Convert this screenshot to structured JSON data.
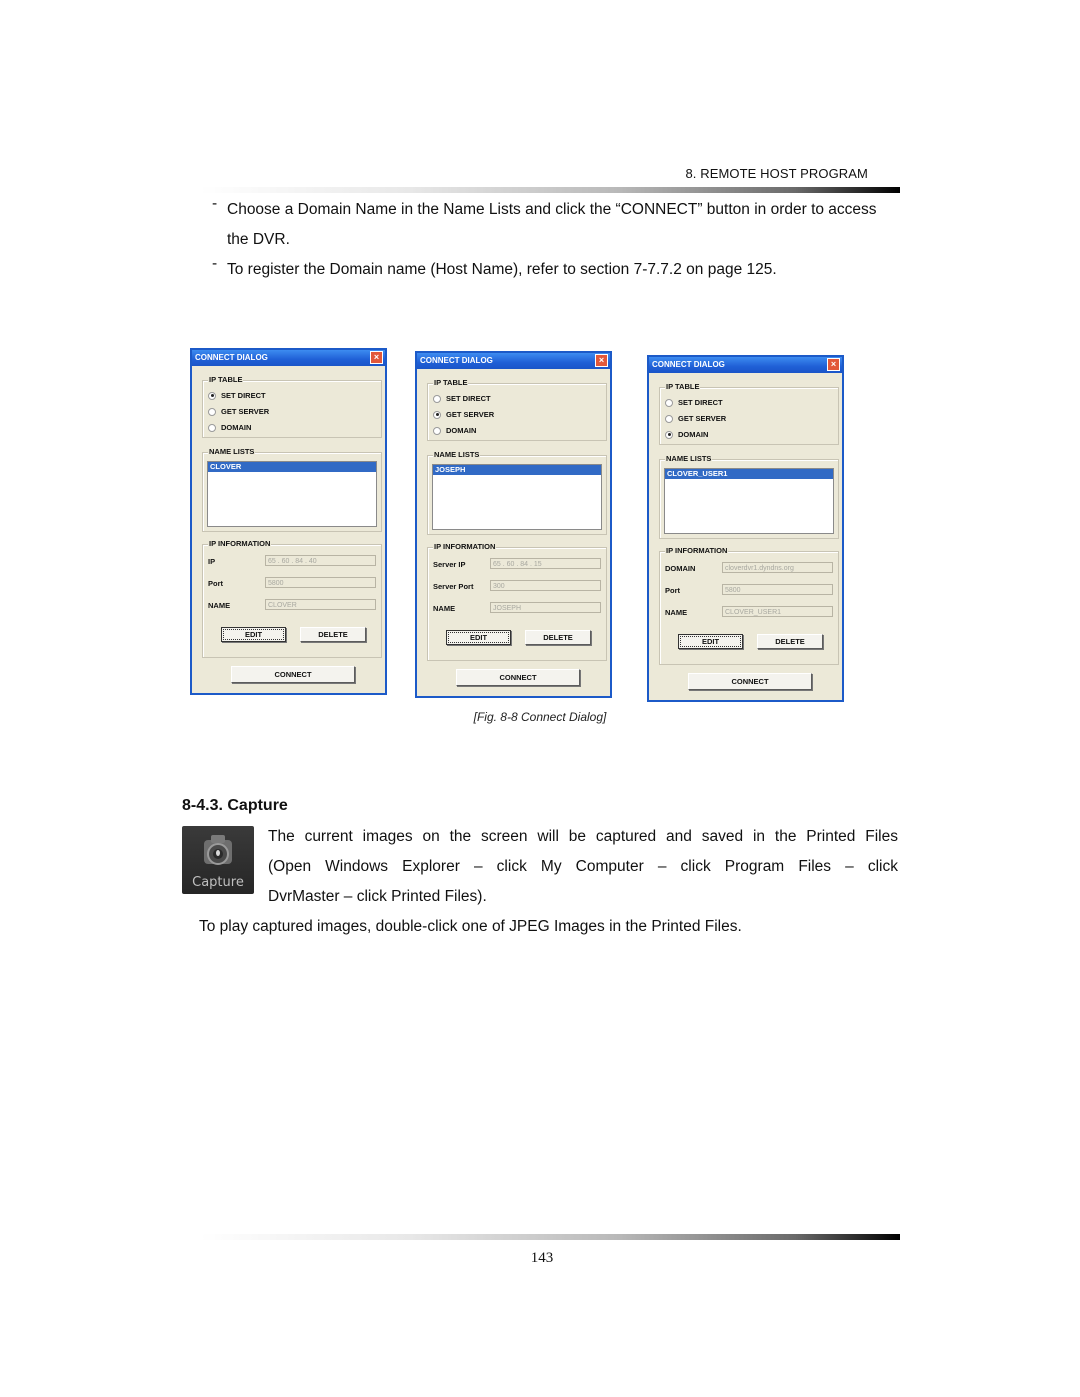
{
  "header": {
    "section": "8. REMOTE HOST PROGRAM"
  },
  "intro": {
    "bullets": [
      {
        "marker": "-",
        "text": "Choose a Domain Name in the Name Lists and click the “CONNECT” button in order to access the DVR."
      },
      {
        "marker": "-",
        "text": "To register the Domain name (Host Name), refer to section 7-7.7.2 on page 125."
      }
    ]
  },
  "dialogs": [
    {
      "title": "CONNECT DIALOG",
      "close": "×",
      "ip_table": {
        "legend": "IP TABLE",
        "options": [
          "SET DIRECT",
          "GET SERVER",
          "DOMAIN"
        ],
        "selected": 0
      },
      "name_lists": {
        "legend": "NAME LISTS",
        "items": [
          "CLOVER"
        ]
      },
      "ip_info": {
        "legend": "IP INFORMATION",
        "fields": [
          {
            "label": "IP",
            "value": "65  .  60  .  84  .  40"
          },
          {
            "label": "Port",
            "value": "5800"
          },
          {
            "label": "NAME",
            "value": "CLOVER"
          }
        ],
        "edit": "EDIT",
        "delete": "DELETE"
      },
      "connect": "CONNECT"
    },
    {
      "title": "CONNECT DIALOG",
      "close": "×",
      "ip_table": {
        "legend": "IP TABLE",
        "options": [
          "SET DIRECT",
          "GET SERVER",
          "DOMAIN"
        ],
        "selected": 1
      },
      "name_lists": {
        "legend": "NAME LISTS",
        "items": [
          "JOSEPH"
        ]
      },
      "ip_info": {
        "legend": "IP INFORMATION",
        "fields": [
          {
            "label": "Server IP",
            "value": "65  .  60  .  84  .  15"
          },
          {
            "label": "Server Port",
            "value": "300"
          },
          {
            "label": "NAME",
            "value": "JOSEPH"
          }
        ],
        "edit": "EDIT",
        "delete": "DELETE"
      },
      "connect": "CONNECT"
    },
    {
      "title": "CONNECT DIALOG",
      "close": "×",
      "ip_table": {
        "legend": "IP TABLE",
        "options": [
          "SET DIRECT",
          "GET SERVER",
          "DOMAIN"
        ],
        "selected": 2
      },
      "name_lists": {
        "legend": "NAME LISTS",
        "items": [
          "CLOVER_USER1"
        ]
      },
      "ip_info": {
        "legend": "IP INFORMATION",
        "fields": [
          {
            "label": "DOMAIN",
            "value": "cloverdvr1.dyndns.org"
          },
          {
            "label": "Port",
            "value": "5800"
          },
          {
            "label": "NAME",
            "value": "CLOVER_USER1"
          }
        ],
        "edit": "EDIT",
        "delete": "DELETE"
      },
      "connect": "CONNECT"
    }
  ],
  "figure_caption": "[Fig. 8-8 Connect Dialog]",
  "capture": {
    "title": "8-4.3. Capture",
    "icon_label": "Capture",
    "lines": [
      "The current images on the screen will be captured and saved in the Printed Files",
      "(Open Windows Explorer – click My Computer – click Program Files – click",
      "DvrMaster – click Printed Files)."
    ],
    "note": "To play captured images, double-click one of JPEG Images in the Printed Files."
  },
  "footer": {
    "page_number": "143"
  },
  "colors": {
    "title_bar": "#1f5fd6",
    "selection": "#316ac5",
    "dialog_bg": "#ece9d8",
    "close_button": "#e2583a"
  }
}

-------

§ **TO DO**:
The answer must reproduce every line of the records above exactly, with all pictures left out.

§ **OUTPUT BELOW**:
Convert this screenshot to structured JSON data.
{
  "header": {
    "section": "8. REMOTE HOST PROGRAM"
  },
  "intro": {
    "bullets": [
      {
        "marker": "-",
        "text": "Choose a Domain Name in the Name Lists and click the “CONNECT” button in order to access the DVR."
      },
      {
        "marker": "-",
        "text": "To register the Domain name (Host Name), refer to section 7-7.7.2 on page 125."
      }
    ]
  },
  "dialogs": [
    {
      "title": "CONNECT DIALOG",
      "close": "×",
      "ip_table": {
        "legend": "IP TABLE",
        "options": [
          "SET DIRECT",
          "GET SERVER",
          "DOMAIN"
        ],
        "selected": 0
      },
      "name_lists": {
        "legend": "NAME LISTS",
        "items": [
          "CLOVER"
        ]
      },
      "ip_info": {
        "legend": "IP INFORMATION",
        "fields": [
          {
            "label": "IP",
            "value": "65  .  60  .  84  .  40"
          },
          {
            "label": "Port",
            "value": "5800"
          },
          {
            "label": "NAME",
            "value": "CLOVER"
          }
        ],
        "edit": "EDIT",
        "delete": "DELETE"
      },
      "connect": "CONNECT"
    },
    {
      "title": "CONNECT DIALOG",
      "close": "×",
      "ip_table": {
        "legend": "IP TABLE",
        "options": [
          "SET DIRECT",
          "GET SERVER",
          "DOMAIN"
        ],
        "selected": 1
      },
      "name_lists": {
        "legend": "NAME LISTS",
        "items": [
          "JOSEPH"
        ]
      },
      "ip_info": {
        "legend": "IP INFORMATION",
        "fields": [
          {
            "label": "Server IP",
            "value": "65  .  60  .  84  .  15"
          },
          {
            "label": "Server Port",
            "value": "300"
          },
          {
            "label": "NAME",
            "value": "JOSEPH"
          }
        ],
        "edit": "EDIT",
        "delete": "DELETE"
      },
      "connect": "CONNECT"
    },
    {
      "title": "CONNECT DIALOG",
      "close": "×",
      "ip_table": {
        "legend": "IP TABLE",
        "options": [
          "SET DIRECT",
          "GET SERVER",
          "DOMAIN"
        ],
        "selected": 2
      },
      "name_lists": {
        "legend": "NAME LISTS",
        "items": [
          "CLOVER_USER1"
        ]
      },
      "ip_info": {
        "legend": "IP INFORMATION",
        "fields": [
          {
            "label": "DOMAIN",
            "value": "cloverdvr1.dyndns.org"
          },
          {
            "label": "Port",
            "value": "5800"
          },
          {
            "label": "NAME",
            "value": "CLOVER_USER1"
          }
        ],
        "edit": "EDIT",
        "delete": "DELETE"
      },
      "connect": "CONNECT"
    }
  ],
  "figure_caption": "[Fig. 8-8 Connect Dialog]",
  "capture": {
    "title": "8-4.3. Capture",
    "icon_label": "Capture",
    "lines": [
      "The current images on the screen will be captured and saved in the Printed Files",
      "(Open Windows Explorer – click My Computer – click Program Files – click",
      "DvrMaster – click Printed Files)."
    ],
    "note": "To play captured images, double-click one of JPEG Images in the Printed Files."
  },
  "footer": {
    "page_number": "143"
  },
  "colors": {
    "title_bar": "#1f5fd6",
    "selection": "#316ac5",
    "dialog_bg": "#ece9d8",
    "close_button": "#e2583a"
  }
}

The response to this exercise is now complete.